The Davis Flea: Sunday, September 15, from 10 a.m. to 4 p.m.
Located in the heart of Davis Square, Somerville, the Davis Flea Market features vendors of antique, vintage, and unique collectibles. You never know what you might find! From 10 a.m. to 4 p.m., near the Davis Square T Stop.

Cambridgeport History Day: Saturday, September 29.
This all-day event includes walking tours and activities for all.  The day’s signature attraction is “If These Walls Could Talk,” in which homeowners and businesses post signage detailing the historic significance of their house or shop.  More here: http://www.cambridgehistory.org/calendar/cambridgeport.



Now that the recession is receding, we’ve noticed an increase in the number of homeowners embarking on long-delayed remodeling projects.  The Boston Globe has too, and they asked Charlie to share some post-recession renovation trends for a front-page article in the G section on May 24, “Renovations Get a Rethink.”

Charlie also offered his expertise to the readers of Old House Journal in their August/September 2012 issue.

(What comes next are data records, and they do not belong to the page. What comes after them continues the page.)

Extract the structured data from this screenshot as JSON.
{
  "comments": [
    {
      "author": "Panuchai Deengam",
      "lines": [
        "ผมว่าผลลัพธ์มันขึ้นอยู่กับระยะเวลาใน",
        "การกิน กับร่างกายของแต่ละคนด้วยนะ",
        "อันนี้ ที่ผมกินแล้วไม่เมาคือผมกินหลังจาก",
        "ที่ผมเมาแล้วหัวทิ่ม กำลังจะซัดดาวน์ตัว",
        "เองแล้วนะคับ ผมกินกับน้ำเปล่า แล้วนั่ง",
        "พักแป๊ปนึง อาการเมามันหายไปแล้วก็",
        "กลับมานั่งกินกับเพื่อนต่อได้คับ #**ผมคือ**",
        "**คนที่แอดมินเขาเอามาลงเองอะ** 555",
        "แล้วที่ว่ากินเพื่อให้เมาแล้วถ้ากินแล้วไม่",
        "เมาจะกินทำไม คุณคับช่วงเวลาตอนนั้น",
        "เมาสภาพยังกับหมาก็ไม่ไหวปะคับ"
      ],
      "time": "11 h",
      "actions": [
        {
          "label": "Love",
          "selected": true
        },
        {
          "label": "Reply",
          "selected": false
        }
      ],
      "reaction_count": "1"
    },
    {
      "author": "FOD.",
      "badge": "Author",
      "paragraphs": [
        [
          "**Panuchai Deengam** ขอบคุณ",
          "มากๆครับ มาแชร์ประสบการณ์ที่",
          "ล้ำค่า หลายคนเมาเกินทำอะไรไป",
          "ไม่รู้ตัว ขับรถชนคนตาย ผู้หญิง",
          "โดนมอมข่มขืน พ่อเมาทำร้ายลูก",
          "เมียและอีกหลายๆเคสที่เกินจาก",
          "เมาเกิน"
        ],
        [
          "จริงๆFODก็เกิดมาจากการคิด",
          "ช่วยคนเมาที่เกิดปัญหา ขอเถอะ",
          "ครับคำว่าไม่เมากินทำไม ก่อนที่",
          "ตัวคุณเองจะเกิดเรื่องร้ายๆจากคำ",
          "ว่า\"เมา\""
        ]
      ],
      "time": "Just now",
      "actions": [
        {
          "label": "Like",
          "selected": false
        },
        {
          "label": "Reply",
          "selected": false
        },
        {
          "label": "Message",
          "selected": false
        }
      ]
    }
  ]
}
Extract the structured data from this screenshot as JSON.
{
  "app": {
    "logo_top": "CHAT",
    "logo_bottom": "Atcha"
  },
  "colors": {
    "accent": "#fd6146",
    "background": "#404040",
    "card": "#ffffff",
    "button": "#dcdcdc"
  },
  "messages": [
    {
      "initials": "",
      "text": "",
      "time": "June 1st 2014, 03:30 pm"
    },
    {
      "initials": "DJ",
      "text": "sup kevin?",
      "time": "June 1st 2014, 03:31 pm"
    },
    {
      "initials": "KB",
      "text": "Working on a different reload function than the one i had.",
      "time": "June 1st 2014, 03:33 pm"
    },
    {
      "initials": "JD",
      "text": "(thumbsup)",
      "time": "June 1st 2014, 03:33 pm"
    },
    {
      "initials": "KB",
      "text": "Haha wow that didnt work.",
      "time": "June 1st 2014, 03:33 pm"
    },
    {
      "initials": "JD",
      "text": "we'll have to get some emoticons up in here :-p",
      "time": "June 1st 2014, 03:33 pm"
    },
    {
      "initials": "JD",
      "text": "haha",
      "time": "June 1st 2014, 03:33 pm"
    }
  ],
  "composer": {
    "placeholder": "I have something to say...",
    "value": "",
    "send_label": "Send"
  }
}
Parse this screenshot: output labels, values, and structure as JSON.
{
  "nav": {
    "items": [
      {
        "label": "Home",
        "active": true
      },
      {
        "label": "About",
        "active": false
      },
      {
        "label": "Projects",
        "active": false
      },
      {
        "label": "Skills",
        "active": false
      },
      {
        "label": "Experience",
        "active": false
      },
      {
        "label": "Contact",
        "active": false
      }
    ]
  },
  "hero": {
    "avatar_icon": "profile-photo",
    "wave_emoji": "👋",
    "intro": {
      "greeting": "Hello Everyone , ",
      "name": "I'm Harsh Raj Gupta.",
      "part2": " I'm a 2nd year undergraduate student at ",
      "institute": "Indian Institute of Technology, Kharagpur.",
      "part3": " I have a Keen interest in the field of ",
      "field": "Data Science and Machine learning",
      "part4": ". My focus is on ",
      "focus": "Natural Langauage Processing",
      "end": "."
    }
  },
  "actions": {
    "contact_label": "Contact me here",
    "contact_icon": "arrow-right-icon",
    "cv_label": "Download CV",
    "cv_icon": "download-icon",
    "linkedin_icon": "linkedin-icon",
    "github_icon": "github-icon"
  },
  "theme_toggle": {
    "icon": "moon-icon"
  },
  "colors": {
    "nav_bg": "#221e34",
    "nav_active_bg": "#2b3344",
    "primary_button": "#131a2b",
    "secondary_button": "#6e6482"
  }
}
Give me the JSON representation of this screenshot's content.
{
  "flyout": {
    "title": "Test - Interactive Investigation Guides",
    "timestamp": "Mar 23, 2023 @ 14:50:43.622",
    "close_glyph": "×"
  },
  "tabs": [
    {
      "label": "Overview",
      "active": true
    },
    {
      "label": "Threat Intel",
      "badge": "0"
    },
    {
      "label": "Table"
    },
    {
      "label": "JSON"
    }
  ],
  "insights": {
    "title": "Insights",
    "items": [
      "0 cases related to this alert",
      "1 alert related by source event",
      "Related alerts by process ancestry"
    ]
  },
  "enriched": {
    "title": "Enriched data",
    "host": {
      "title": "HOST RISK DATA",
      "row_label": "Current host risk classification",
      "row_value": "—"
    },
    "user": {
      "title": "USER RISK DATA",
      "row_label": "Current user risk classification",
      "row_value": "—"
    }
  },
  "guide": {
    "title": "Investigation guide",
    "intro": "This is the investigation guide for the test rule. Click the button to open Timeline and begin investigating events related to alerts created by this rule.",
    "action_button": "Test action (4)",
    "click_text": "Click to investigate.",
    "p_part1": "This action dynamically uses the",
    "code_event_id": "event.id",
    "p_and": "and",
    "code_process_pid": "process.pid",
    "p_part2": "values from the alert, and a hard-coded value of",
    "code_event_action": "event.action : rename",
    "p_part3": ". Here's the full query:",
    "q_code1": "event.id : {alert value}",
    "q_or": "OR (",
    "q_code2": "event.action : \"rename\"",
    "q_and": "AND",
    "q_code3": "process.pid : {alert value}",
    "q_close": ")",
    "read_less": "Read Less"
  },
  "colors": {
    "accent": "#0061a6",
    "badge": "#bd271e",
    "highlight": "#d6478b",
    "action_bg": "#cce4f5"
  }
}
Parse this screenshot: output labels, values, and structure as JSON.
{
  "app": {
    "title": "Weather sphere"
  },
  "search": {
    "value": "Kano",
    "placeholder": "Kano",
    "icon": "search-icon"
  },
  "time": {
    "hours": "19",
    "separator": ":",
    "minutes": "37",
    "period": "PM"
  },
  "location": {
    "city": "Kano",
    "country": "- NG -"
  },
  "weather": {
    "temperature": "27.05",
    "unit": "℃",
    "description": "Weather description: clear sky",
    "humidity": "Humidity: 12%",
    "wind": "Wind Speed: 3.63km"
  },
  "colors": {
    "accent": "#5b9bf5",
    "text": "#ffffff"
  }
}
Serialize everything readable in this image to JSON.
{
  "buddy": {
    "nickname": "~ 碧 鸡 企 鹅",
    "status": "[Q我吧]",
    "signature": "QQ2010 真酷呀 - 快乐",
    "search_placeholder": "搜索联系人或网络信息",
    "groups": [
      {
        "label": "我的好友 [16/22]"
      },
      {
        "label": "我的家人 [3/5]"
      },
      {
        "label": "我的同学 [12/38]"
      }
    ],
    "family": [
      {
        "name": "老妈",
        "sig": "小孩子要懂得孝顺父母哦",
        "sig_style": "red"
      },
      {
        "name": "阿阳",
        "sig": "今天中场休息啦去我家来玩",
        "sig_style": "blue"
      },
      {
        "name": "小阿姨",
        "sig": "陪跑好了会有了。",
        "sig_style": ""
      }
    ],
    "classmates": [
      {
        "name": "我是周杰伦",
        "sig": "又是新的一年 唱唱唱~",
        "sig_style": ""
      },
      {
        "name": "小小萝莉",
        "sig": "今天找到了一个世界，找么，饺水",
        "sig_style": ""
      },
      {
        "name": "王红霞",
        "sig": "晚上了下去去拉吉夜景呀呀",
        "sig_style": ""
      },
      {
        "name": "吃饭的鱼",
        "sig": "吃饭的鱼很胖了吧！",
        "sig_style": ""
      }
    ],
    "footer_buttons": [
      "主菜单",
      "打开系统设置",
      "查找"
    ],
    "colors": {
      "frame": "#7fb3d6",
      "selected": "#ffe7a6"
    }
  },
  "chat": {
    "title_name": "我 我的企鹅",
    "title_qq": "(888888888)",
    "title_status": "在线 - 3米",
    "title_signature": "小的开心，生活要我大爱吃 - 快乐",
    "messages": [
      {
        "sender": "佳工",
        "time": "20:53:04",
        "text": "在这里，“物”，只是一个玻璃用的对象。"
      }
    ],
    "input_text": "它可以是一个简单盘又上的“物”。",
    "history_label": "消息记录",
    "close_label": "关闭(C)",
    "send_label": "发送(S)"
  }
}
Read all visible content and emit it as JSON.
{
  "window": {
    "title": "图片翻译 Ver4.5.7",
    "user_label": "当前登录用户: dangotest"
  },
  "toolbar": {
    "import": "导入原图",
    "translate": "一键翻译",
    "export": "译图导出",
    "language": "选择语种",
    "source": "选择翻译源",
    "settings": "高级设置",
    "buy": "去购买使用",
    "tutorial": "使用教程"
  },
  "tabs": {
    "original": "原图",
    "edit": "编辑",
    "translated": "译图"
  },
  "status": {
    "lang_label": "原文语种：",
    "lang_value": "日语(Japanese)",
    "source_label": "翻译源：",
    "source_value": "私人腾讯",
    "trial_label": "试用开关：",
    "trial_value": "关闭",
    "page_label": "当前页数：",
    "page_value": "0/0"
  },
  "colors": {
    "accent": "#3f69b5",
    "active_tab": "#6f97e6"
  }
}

Check out the “Ask OHJ” page, where Charlie advises a homeowner considering adding a roof deck to her home.



Founded in 1905, the Cambridge Historical Society is dedicated to preserving Cambridge tradition and history. It’s an organization – and mission – that we’re proud to support. In fact, after filling a variety of roles, from Facilities Chair to President, Charlie currently serves on the Society’s Council (the Board of Directors).

Since 1957, the Cambridge Historical Society has been housed in the second-oldest building in the city, the Hooper-Lee-Nichols House at 159 Brattle Street (built c. 1685).  Its leadership work hard to preserve and protect this historic building and others like it throughout the city.  But the Society isn’t a museum – it prefers to call itself “a living repository” – a home for historically significant items but also an active participant in the city’s modern-day affairs. 

CHS Executive Director Gavin Kleespies and his team have launched numerous programs and partnerships that have enriched both the organization and the community it serves, including a digital collection of historic photos and other items, viewable at www.cambridgehistory.org. For some upcoming events sponsored by the Historical Society, visit the Events section in this newsletter.


FacebookCharlie Allen Renovations and Social Media
Charlie Allen Renovations is on Facebook.  If you are too, please ‘like’ us for inside looks at favorite projects, renovation tips, and more.  As you already know, we’re also on Houzz, and we’ve just joined Twitter and Pinterest too, where we’re known as CARestorations

And while you’re online, if you have a few minutes and would like to provide feedback on your experience with Charlie Allen Renovations, please stop by Angie’s List, the website that allows its members to review businesses and services. 


Charlie Allen Renovations | 91 River Street, Cambridge, MA 02139